Increasing numbers of hospice patients are admitted with heart failure as a primary diagnosis. Hospice provides comprehensive palliative care for both patients and their family members, but family caregivers often have unmet needs, even when receiving hospice care. These family caregivers are at high risk for stress- related problems related to caregiving. Heart failure can be particularly stressful for family members, due to its chronicity, associated symptoms, and trajectory to mortality. In our previous research with family caregivers of hospice patients with cancer, we have demonstrated that providing hospice family caregivers with a brief (3-session) problem-solving training program improves caregiver quality of life, and decreases caregiver burden, during the very intense caregiving period before the death of the hospice patient. In this previous research, the problem solving training program proved more effective than hospice care alone, or hospice care plus a condition that controlled for attention and emotional support provided to the caregiver. In the proposed research, we will pilot test a caregiver problem solving protocol that has been modified to fit the special needs of family caregivers of hospice patients with heart failure. We will conduct a small randomized clinical trial to determine the effect size of the HF COPE intervention for caregivers of HF patients in hospice care for selected variables including: caregiver burden, quality of life, depression and anxiety, caregiver knowledge, patient quality of life, and Dyadic ER visits and hospitalizations and also to determine effect sizes for caregivers who receive the HF COPE intervention compared to usual care. In addition, we will interview caregivers and use their feedback to further refine the intervention. The proposed study addresses a major gap in the existing literature. Despite the high prevalence of heart failure as a cause of death, and the documented negative impact of heart failure on family caregivers, we have found no existing studies evaluating the effectiveness of a family caregiver intervention for this high risk group.

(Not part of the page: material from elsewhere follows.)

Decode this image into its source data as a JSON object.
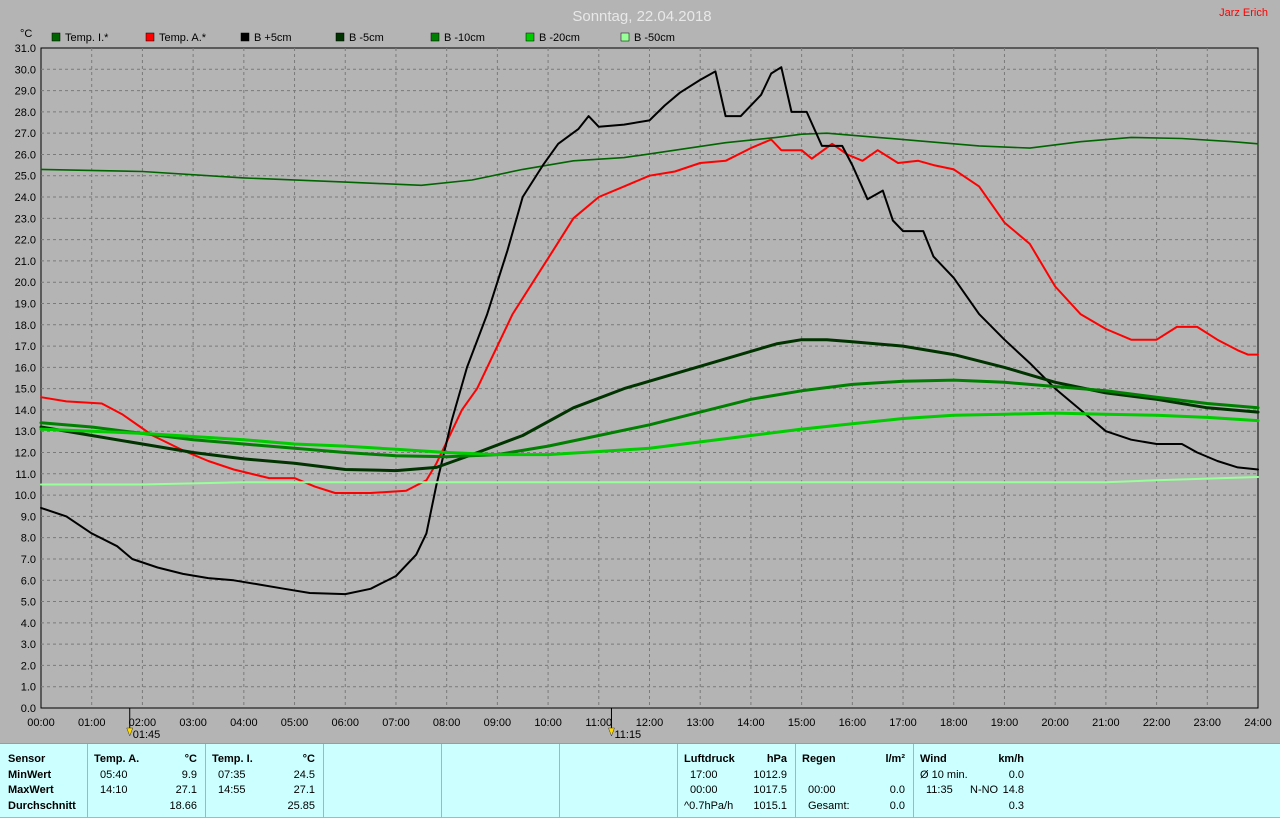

Since the proposed problem solving intervention is standardized and manualized, and can be administered by hospice nurses, if this intervention proves effective, it has the potential to improve the quality of life of many patients and family members facing the stress of heart failure.
The project, which will pilot test an intervention to train caregivers in problem-solving skills and educate them on methods for improved symptom management, should lead to the following benefits: a). improvement in patient symptoms, b). subsequent improvement in patient quality of life, c). lower caregiver estimations of burden, and d). improved caregiver problem solving ability. Improvements in any of these domains have the ability to improve caregiver well-being.
|Zambroski, Cheryl H; Buck, Harleah; Garrison, Christopher M et al. (2014) Lessons from the field: challenges in accruing hospice heart failure patients to intervention research. J Cardiovasc Nurs 29:91-7|
|Wilson, Johanna; McMillan, Susan (2013) Symptoms Experienced by Heart Failure Patients in Hospice Care. J Hosp Palliat Nurs 15:13-21|
|Buck, Harleah G; Zambroski, Cheryl H; Garrison, Chris et al. (2013) ""Everything They Were Discussing, We Were Already Doing"": Hospice Heart Failure Caregivers Reflect on a Palliative Caregiving Intervention. J Hosp Palliat Nurs 15:218-224|
|McMillan, Susan C; Small, Brent J; Haley, William E et al. (2013) The COPE Intervention for Caregivers of Patients with Heart Failure: An Adapted Intervention. J Hosp Palliat Nurs 15:|